To safely and efficiently provide reliable electric power and outstanding service to our members.
Powering Lives, Powering Change, Powering the Future — the Cooperative Way.
United Power is a rural electric cooperative, providing electric service to homes and businesses throughout Colorado’s northern front range. The service territory extends from the mountains of Coal Creek and Golden Gate Canyon, along the I-25 corridor and Carbon Valley region, to the farmlands of Brighton, Hudson and Keenesburg. At the end of 2020, the cooperative served more than 99,000 meters representing nearly 300,000 members.
United Power serves 900 square miles along the north central range of the Colorado Rockies. Our service territory wraps around the north and west borders of Denver International Airport, and includes the north metropolitan development corridors, including Interstate 25, Interstate 76, State Highway 85, and E-470.
Cooperative businesses, like United Power, are special because they are owned by the consumers they serve and because they are guided by a set of seven principles that reflect the best interests of those consumers.

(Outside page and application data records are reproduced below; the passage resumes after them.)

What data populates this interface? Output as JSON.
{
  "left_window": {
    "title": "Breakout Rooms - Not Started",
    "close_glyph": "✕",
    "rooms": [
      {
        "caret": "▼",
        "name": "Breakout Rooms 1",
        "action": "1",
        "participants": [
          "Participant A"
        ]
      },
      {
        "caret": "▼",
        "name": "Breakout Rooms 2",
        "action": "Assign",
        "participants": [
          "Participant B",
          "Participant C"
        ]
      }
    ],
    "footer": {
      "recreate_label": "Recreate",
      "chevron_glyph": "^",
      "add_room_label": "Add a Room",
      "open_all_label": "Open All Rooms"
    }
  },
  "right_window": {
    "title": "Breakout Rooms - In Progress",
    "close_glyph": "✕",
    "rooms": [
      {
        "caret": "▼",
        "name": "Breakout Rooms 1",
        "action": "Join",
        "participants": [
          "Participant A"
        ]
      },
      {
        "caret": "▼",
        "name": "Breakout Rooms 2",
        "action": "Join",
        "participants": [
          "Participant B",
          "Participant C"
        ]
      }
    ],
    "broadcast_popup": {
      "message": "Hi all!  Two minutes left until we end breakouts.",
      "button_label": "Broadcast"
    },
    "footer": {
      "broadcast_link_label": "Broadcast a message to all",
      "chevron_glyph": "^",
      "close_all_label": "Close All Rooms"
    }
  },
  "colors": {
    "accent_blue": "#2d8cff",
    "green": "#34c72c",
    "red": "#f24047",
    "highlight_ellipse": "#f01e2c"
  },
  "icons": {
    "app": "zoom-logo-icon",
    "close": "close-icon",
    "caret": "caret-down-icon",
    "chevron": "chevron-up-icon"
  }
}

Seven Cooperative Principles:
- Voluntary and Open Membership
Cooperatives are voluntary organizations, open to all persons able to use their services and willing to accept the responsibilities of membership, without gender, social, racial, political, or religious discrimination.
- Democratic Member Control
Cooperatives are democratic organizations controlled by their members, who actively participate in setting policies and making decisions. The elected representatives are accountable to the membership. In primary cooperatives, members have equal voting rights (one member, one vote) and cooperatives at other levels are organized in a democratic manner.
- Members' Economic Participation
Members contribute equitably to, and democratically control, the capital of their cooperative. At least part of that capital is usually the common property of the cooperative. Members usually receive limited compensation, if any, on capital subscribed as a condition of membership.
Members allocate surpluses for any or all of the following purposes: developing the cooperative, possibly by setting up reserves, part of which at least would be indivisible; benefiting members in proportion to their transactions with the cooperative; and supporting other activities approved by the membership.
- Autonomy & Independence
Cooperatives are autonomous, self-help organizations controlled by their members. If they enter into agreements with other organizations, including governments, or raise capital from external sources, they do so on terms that ensure democratic control by their members and maintain their cooperative autonomy.
- Education, Training & Information
Cooperatives provide education and training for their members, elected representatives, managers, and employees so they can contribute effectively to the development of their cooperatives. They inform the general public, particularly young people and opinion leaders, about the nature and benefits of cooperation.
- Cooperation Among Cooperatives
Cooperatives serve their members most effectively and strengthen the cooperative movement by working together through local, national, regional, and international structures.
- Concern for Community
While focusing on member needs, cooperatives work for the sustainable development of their communities through policies accepted by their members.
United Power was originally founded as Union Rural Electric. The cooperative was incorporated in October of 1938 through the efforts of 26 original founders. Dubbed Union Rural Electric by the original founders, the name came to describe the “united” efforts of dozens of farmers from Adams, Boulder, Gilpin, Jefferson and Weld counties. Roughly a year after the cooperative was incorporated, construction began on 300 miles of distribution line that would serve 750 customers. Power first surged through the newly erected lines on January 29, 1940.
In 1952, Union Rural Electric joined with 24 other rural electric utilities to form Tri-State Generation and Transmission Association. Exhibiting extraordinary foresight, the move guaranteed an adequate source of electricity for the coming years of growth. The partnership between Tri-State and United Power remains strong today, as power generation continues to be a key part of the rural electric quotient.
In April of 1990, the cooperative name was changed to United Power, Inc., a visible sign of a new, more powerful entity emerging in the electric industry. By November of the same year, United Power had added over 6,000 new customers with the acquisition of the Platte Valley Division. The Platte Valley Division encompassed the cities of Fort Lupton, Hudson, Keenesburg and the surrounding rural lands. To better help serve customers in this new district, United added another branch in Fort Lupton. The 1993 acquisition of customers in the city of Brighton fueled a second surge of growth, adding an additional 6,000 meters. By mid-2021, the cooperative expects to become just the 32nd co-op nationwide to surpass the 100,000 meter milestone.
The United Power Family
If you or your family are moving or have just settled in, United Power wants to be the first to welcome you! Listed below are links to the communities and counties served by United Power, where you can find information on local businesses, services, jobs, schools, churches, community events, recreational activities and more.
United Power serves seventeen different communities along the Colorado Front Range north and east of Denver and two mountain canyons. Towns we serve include:
United Power franchise communities span across parts of six Colorado counties, including:
United Power also serves areas close to the following communities:
Co-op by the Numbers
|Number of Meters||
|Miles of Line||
|Number of Employees||
|Avg. Monthly Bill||
|Avg. kWh per Member||
|Source of Revenue||
|Financial Information||Total Assets: $549,850,769
Cost of Purchased Power: $221,538,646
*As of December 31, 2020